Aldi has been accused of shady dealings
For decades, Aldi Nord, the company's northern German branch, illegally financed AUB, a small union which is considered more employer friendly, according to a report in Germany's Sueddeutsche Zeitung newspaper.
Verdi head Frank Bsirske said Aldi broke the law that prohibits any attempt to influence the works council elections or manipulate the councils in any other way.
The budget supermarket chain is the latest German company to become entangled in a corruption scandal that has also engulfed the engineering giant Siemens and the postal company PIN. Siemens is similarly accused of financing AUB, while PIN allegedly made illegal payments to the postal union GNBZ.
Covert payments to disgraced union boss
The discount chain is the latest firm accused of anti-union activities
Aldi Nord reportedly covertly transferred money via a legal firm to the account of the former head of AUB, Wilhelm Schelsky, who is currently in custody awaiting trial in connection with the Siemens affair.
Schelsky is accused of having received some 50 million euros ($78 million) from Siemens managers in return for establishing a pliant counterweight to the engineering union IG Metall.
The discount grocery chain told the Sueddeutsche Zeitung that it did pay 120,000 euros for an AUB member to train Aldi works council members, but denied any wrongdoing.
"We did not make the payments directly in order to avoid creating the impression that we wanted to influence the training," Aldi stated. The company added that this had not been the case and emphasized that its actions had been legal.
Verdi's head is determined not to let his members be silenced

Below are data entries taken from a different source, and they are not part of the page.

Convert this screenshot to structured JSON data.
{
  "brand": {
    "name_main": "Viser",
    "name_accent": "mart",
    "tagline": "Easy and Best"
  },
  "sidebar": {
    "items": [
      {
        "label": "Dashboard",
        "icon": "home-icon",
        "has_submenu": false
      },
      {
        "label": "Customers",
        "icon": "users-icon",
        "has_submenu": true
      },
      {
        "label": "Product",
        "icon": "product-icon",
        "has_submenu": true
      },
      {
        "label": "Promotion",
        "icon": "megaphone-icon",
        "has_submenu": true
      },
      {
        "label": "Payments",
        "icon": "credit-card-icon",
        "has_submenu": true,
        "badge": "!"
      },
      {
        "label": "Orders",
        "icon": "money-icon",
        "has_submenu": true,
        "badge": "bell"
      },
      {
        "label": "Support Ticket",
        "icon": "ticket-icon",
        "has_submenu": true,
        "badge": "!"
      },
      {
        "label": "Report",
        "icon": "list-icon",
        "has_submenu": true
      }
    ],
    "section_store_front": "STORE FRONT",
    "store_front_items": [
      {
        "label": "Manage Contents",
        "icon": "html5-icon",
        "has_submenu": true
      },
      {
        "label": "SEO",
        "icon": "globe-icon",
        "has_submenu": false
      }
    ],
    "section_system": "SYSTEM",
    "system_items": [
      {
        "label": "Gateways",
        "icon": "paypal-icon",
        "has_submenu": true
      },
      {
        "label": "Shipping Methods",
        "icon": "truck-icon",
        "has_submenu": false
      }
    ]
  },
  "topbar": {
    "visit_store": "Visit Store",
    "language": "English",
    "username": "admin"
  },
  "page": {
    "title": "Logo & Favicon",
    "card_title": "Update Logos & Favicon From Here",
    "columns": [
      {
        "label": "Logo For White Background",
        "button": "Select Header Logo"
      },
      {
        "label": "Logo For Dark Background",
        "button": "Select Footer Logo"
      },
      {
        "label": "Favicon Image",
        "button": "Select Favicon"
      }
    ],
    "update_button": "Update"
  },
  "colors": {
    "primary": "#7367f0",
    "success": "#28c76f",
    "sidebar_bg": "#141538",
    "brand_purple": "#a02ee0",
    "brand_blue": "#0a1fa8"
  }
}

Verdi's Bsirske has called upon the family-owned firm to take responsibility for the covert sponsoring of AUB or take action against those responsible in the company management. He said that Aldi's use of such methods to "suppress union work" raised questions about the integrity of those at the top of the company.
The company said that until AUB head Schelsky's arrest last year that it had regarded him as the legitimate chairman of AUB. It stressed that it had not been trying to hamper the work of Aldi Nord's works councils. Aldi said works council members at Aldi Nord had depicted AUB and Schelsky as a "trustworthy alternative" to Verdi.
Observers see the recent scandals as an assault on the principle of co-determination, a central pillar of German labor relations and the country's social market economy. Works council representatives are elected by all employees in a firm and their agreement is needed for a range of important decisions.